*** Exercise input
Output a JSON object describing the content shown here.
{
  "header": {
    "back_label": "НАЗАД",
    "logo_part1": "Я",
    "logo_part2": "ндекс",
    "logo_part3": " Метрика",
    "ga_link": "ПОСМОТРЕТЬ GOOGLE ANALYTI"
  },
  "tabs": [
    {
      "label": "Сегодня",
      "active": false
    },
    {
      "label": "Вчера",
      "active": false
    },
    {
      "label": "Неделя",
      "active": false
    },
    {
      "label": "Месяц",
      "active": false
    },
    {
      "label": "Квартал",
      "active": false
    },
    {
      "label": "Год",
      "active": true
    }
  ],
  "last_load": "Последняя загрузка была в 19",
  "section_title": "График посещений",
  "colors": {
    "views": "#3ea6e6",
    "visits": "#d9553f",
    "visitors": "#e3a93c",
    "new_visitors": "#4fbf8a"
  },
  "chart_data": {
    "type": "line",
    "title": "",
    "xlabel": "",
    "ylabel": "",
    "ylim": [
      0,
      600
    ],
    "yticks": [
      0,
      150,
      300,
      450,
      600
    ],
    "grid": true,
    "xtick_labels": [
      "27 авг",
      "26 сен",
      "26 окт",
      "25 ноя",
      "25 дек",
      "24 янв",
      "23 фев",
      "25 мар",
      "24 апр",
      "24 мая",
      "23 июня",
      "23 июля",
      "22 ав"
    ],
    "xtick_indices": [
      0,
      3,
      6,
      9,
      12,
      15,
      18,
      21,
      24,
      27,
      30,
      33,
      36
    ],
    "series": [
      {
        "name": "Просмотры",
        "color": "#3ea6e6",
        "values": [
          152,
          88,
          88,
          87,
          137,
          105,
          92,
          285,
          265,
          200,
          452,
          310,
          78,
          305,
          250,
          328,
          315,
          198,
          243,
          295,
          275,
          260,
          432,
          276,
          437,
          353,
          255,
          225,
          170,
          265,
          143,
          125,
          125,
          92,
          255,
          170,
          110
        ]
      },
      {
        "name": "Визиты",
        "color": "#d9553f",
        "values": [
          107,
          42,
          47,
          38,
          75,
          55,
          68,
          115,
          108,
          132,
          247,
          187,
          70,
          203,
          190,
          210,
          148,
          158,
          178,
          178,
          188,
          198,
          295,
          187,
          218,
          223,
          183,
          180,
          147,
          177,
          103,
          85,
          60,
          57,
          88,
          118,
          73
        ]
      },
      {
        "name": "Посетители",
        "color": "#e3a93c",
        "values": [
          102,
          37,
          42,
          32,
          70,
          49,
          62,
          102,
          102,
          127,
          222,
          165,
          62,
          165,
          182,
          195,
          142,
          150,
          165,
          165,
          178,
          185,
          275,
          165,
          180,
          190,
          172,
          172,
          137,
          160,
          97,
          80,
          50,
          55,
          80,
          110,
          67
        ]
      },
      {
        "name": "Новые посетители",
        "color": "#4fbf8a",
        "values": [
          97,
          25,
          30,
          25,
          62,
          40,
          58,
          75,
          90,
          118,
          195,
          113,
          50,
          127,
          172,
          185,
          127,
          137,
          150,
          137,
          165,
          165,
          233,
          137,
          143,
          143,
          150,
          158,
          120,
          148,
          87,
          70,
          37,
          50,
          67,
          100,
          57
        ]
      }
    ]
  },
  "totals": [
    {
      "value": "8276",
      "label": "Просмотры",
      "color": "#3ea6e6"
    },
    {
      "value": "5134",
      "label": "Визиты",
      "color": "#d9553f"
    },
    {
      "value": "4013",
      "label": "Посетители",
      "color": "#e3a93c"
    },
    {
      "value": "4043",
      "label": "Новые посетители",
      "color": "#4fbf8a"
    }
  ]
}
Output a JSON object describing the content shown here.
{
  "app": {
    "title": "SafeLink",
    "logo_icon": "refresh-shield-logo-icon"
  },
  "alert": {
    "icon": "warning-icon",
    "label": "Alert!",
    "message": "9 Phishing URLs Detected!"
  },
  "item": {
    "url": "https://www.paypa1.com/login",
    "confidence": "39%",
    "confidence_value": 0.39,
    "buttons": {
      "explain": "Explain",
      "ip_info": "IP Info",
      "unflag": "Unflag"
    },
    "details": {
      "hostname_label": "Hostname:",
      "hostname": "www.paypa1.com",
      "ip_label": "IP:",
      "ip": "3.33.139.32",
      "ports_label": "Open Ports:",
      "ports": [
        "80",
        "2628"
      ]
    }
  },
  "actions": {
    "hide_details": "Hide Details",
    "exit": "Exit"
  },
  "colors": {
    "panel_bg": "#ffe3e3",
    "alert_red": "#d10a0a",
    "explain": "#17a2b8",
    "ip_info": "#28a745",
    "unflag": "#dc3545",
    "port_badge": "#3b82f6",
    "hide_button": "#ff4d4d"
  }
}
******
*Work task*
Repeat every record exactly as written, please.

*Result*
Output a JSON object describing the content shown here.
{
  "header": {
    "back_label": "НАЗАД",
    "logo_part1": "Я",
    "logo_part2": "ндекс",
    "logo_part3": " Метрика",
    "ga_link": "ПОСМОТРЕТЬ GOOGLE ANALYTI"
  },
  "tabs": [
    {
      "label": "Сегодня",
      "active": false
    },
    {
      "label": "Вчера",
      "active": false
    },
    {
      "label": "Неделя",
      "active": false
    },
    {
      "label": "Месяц",
      "active": false
    },
    {
      "label": "Квартал",
      "active": false
    },
    {
      "label": "Год",
      "active": true
    }
  ],
  "last_load": "Последняя загрузка была в 19",
  "section_title": "График посещений",
  "colors": {
    "views": "#3ea6e6",
    "visits": "#d9553f",
    "visitors": "#e3a93c",
    "new_visitors": "#4fbf8a"
  },
  "chart_data": {
    "type": "line",
    "title": "",
    "xlabel": "",
    "ylabel": "",
    "ylim": [
      0,
      600
    ],
    "yticks": [
      0,
      150,
      300,
      450,
      600
    ],
    "grid": true,
    "xtick_labels": [
      "27 авг",
      "26 сен",
      "26 окт",
      "25 ноя",
      "25 дек",
      "24 янв",
      "23 фев",
      "25 мар",
      "24 апр",
      "24 мая",
      "23 июня",
      "23 июля",
      "22 ав"
    ],
    "xtick_indices": [
      0,
      3,
      6,
      9,
      12,
      15,
      18,
      21,
      24,
      27,
      30,
      33,
      36
    ],
    "series": [
      {
        "name": "Просмотры",
        "color": "#3ea6e6",
        "values": [
          152,
          88,
          88,
          87,
          137,
          105,
          92,
          285,
          265,
          200,
          452,
          310,
          78,
          305,
          250,
          328,
          315,
          198,
          243,
          295,
          275,
          260,
          432,
          276,
          437,
          353,
          255,
          225,
          170,
          265,
          143,
          125,
          125,
          92,
          255,
          170,
          110
        ]
      },
      {
        "name": "Визиты",
        "color": "#d9553f",
        "values": [
          107,
          42,
          47,
          38,
          75,
          55,
          68,
          115,
          108,
          132,
          247,
          187,
          70,
          203,
          190,
          210,
          148,
          158,
          178,
          178,
          188,
          198,
          295,
          187,
          218,
          223,
          183,
          180,
          147,
          177,
          103,
          85,
          60,
          57,
          88,
          118,
          73
        ]
      },
      {
        "name": "Посетители",
        "color": "#e3a93c",
        "values": [
          102,
          37,
          42,
          32,
          70,
          49,
          62,
          102,
          102,
          127,
          222,
          165,
          62,
          165,
          182,
          195,
          142,
          150,
          165,
          165,
          178,
          185,
          275,
          165,
          180,
          190,
          172,
          172,
          137,
          160,
          97,
          80,
          50,
          55,
          80,
          110,
          67
        ]
      },
      {
        "name": "Новые посетители",
        "color": "#4fbf8a",
        "values": [
          97,
          25,
          30,
          25,
          62,
          40,
          58,
          75,
          90,
          118,
          195,
          113,
          50,
          127,
          172,
          185,
          127,
          137,
          150,
          137,
          165,
          165,
          233,
          137,
          143,
          143,
          150,
          158,
          120,
          148,
          87,
          70,
          37,
          50,
          67,
          100,
          57
        ]
      }
    ]
  },
  "totals": [
    {
      "value": "8276",
      "label": "Просмотры",
      "color": "#3ea6e6"
    },
    {
      "value": "5134",
      "label": "Визиты",
      "color": "#d9553f"
    },
    {
      "value": "4013",
      "label": "Посетители",
      "color": "#e3a93c"
    },
    {
      "value": "4043",
      "label": "Новые посетители",
      "color": "#4fbf8a"
    }
  ]
}
Output a JSON object describing the content shown here.
{
  "app": {
    "title": "SafeLink",
    "logo_icon": "refresh-shield-logo-icon"
  },
  "alert": {
    "icon": "warning-icon",
    "label": "Alert!",
    "message": "9 Phishing URLs Detected!"
  },
  "item": {
    "url": "https://www.paypa1.com/login",
    "confidence": "39%",
    "confidence_value": 0.39,
    "buttons": {
      "explain": "Explain",
      "ip_info": "IP Info",
      "unflag": "Unflag"
    },
    "details": {
      "hostname_label": "Hostname:",
      "hostname": "www.paypa1.com",
      "ip_label": "IP:",
      "ip": "3.33.139.32",
      "ports_label": "Open Ports:",
      "ports": [
        "80",
        "2628"
      ]
    }
  },
  "actions": {
    "hide_details": "Hide Details",
    "exit": "Exit"
  },
  "colors": {
    "panel_bg": "#ffe3e3",
    "alert_red": "#d10a0a",
    "explain": "#17a2b8",
    "ip_info": "#28a745",
    "unflag": "#dc3545",
    "port_badge": "#3b82f6",
    "hide_button": "#ff4d4d"
  }
}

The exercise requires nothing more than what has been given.